(Web page and app entries)
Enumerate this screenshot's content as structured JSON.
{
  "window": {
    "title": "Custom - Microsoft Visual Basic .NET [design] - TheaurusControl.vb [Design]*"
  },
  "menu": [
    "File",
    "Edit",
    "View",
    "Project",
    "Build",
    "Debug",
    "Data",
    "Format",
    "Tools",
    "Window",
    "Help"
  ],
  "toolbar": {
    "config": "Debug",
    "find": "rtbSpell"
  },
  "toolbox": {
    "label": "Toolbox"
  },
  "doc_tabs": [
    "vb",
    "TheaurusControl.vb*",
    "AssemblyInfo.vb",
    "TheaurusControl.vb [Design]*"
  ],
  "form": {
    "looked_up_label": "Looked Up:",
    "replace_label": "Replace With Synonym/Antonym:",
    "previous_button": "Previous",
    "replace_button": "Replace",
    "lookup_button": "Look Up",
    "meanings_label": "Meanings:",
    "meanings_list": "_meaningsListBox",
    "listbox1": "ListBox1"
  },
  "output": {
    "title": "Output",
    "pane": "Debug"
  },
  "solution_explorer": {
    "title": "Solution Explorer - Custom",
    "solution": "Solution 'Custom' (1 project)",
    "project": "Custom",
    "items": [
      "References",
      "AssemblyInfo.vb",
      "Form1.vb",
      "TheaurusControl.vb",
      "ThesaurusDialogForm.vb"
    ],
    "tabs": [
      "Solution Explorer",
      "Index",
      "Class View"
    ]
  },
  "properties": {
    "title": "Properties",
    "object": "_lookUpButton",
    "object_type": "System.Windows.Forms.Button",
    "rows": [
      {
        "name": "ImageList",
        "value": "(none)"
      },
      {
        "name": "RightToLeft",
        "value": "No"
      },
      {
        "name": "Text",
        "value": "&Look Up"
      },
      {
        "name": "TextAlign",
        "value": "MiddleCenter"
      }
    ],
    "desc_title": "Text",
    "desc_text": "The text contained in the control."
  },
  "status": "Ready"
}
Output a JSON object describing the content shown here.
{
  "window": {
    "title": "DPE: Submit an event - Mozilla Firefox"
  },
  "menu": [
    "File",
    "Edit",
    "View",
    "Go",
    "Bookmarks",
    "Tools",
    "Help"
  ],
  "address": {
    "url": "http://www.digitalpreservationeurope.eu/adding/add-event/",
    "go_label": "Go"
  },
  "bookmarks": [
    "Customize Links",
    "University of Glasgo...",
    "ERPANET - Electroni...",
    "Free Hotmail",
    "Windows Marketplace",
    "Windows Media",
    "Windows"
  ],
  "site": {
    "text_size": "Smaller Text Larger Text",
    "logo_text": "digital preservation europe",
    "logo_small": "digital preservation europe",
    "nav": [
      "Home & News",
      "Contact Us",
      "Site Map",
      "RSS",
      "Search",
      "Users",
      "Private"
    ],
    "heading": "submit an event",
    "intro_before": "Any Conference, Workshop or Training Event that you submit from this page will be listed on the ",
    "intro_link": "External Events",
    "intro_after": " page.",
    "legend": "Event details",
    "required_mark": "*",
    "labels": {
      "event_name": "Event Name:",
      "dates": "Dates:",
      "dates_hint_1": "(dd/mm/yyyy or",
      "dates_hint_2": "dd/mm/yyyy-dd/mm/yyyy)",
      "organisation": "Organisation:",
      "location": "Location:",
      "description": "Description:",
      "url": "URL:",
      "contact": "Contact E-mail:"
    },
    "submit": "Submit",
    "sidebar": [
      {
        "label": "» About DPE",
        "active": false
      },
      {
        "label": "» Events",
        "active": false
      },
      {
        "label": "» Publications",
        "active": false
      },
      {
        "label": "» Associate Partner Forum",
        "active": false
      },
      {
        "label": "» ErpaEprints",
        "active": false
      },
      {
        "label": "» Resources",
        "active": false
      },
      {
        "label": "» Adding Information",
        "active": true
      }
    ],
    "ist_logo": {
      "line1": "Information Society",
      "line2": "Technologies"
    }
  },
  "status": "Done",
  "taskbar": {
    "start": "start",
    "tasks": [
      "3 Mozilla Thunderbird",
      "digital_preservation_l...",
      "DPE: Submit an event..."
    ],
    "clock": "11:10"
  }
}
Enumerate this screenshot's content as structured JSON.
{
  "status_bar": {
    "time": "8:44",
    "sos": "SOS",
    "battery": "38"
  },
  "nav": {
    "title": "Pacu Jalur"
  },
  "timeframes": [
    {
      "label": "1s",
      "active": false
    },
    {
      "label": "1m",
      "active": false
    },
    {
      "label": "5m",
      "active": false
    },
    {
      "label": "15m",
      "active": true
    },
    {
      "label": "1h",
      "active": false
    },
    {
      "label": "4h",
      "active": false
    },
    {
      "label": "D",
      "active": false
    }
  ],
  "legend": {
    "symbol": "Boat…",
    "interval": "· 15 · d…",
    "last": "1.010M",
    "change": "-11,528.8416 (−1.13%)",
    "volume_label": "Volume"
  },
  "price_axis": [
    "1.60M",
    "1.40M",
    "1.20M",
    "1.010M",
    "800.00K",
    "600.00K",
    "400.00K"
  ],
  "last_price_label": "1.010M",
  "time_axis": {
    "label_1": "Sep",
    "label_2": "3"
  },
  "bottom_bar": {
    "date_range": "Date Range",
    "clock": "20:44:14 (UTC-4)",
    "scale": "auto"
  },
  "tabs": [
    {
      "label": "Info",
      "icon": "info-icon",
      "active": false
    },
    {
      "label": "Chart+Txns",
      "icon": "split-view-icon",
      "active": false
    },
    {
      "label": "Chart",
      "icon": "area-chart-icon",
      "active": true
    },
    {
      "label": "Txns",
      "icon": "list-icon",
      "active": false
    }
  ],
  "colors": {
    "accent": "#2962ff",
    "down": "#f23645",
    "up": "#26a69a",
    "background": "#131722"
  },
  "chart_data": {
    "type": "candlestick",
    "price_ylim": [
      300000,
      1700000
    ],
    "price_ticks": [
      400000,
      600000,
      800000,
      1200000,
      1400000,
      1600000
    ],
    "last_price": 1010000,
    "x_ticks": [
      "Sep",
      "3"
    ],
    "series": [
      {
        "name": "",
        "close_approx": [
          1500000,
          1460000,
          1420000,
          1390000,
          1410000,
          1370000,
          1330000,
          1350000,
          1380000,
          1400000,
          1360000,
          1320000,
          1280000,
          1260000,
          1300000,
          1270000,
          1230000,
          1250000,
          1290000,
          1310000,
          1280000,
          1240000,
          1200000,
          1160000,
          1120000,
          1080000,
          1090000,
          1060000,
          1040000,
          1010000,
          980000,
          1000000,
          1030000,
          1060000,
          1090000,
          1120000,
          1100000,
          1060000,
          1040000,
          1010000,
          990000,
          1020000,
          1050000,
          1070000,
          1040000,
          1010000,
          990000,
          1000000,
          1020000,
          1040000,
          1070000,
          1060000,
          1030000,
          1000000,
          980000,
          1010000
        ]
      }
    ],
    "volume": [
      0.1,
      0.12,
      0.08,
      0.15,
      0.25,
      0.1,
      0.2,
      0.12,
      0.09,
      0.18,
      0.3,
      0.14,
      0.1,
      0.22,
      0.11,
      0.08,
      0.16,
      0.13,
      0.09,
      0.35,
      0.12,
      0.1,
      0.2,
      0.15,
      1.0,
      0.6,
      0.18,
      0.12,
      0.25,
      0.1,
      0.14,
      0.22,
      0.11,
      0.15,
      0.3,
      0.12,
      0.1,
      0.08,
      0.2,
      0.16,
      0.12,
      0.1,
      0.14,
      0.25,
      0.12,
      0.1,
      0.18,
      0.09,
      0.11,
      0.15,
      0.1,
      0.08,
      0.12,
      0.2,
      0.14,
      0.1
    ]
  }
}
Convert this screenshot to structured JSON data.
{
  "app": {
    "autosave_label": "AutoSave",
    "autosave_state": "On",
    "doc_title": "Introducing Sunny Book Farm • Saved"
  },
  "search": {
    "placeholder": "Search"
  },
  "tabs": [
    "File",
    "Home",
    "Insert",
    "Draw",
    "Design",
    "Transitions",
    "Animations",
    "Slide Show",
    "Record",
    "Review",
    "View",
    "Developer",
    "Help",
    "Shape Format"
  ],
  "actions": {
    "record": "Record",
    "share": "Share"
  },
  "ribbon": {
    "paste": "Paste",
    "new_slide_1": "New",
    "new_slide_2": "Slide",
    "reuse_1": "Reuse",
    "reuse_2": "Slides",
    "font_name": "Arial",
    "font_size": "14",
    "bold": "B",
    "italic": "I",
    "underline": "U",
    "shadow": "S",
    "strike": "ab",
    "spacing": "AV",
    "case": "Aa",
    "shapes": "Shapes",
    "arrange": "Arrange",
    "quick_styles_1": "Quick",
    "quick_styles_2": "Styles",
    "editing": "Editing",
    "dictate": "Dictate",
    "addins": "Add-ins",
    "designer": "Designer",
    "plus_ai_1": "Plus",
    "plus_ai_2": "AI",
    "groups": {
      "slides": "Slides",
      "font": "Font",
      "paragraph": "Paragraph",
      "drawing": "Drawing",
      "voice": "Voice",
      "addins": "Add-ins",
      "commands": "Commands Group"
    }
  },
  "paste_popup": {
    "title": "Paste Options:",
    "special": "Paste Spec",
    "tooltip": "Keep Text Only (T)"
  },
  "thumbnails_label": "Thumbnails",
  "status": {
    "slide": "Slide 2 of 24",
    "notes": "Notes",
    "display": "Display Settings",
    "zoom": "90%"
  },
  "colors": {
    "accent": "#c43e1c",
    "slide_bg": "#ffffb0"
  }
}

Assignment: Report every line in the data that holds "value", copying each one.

Solution:
        "value": "(none)"
        "value": "No"
        "value": "&Look Up"
        "value": "MiddleCenter"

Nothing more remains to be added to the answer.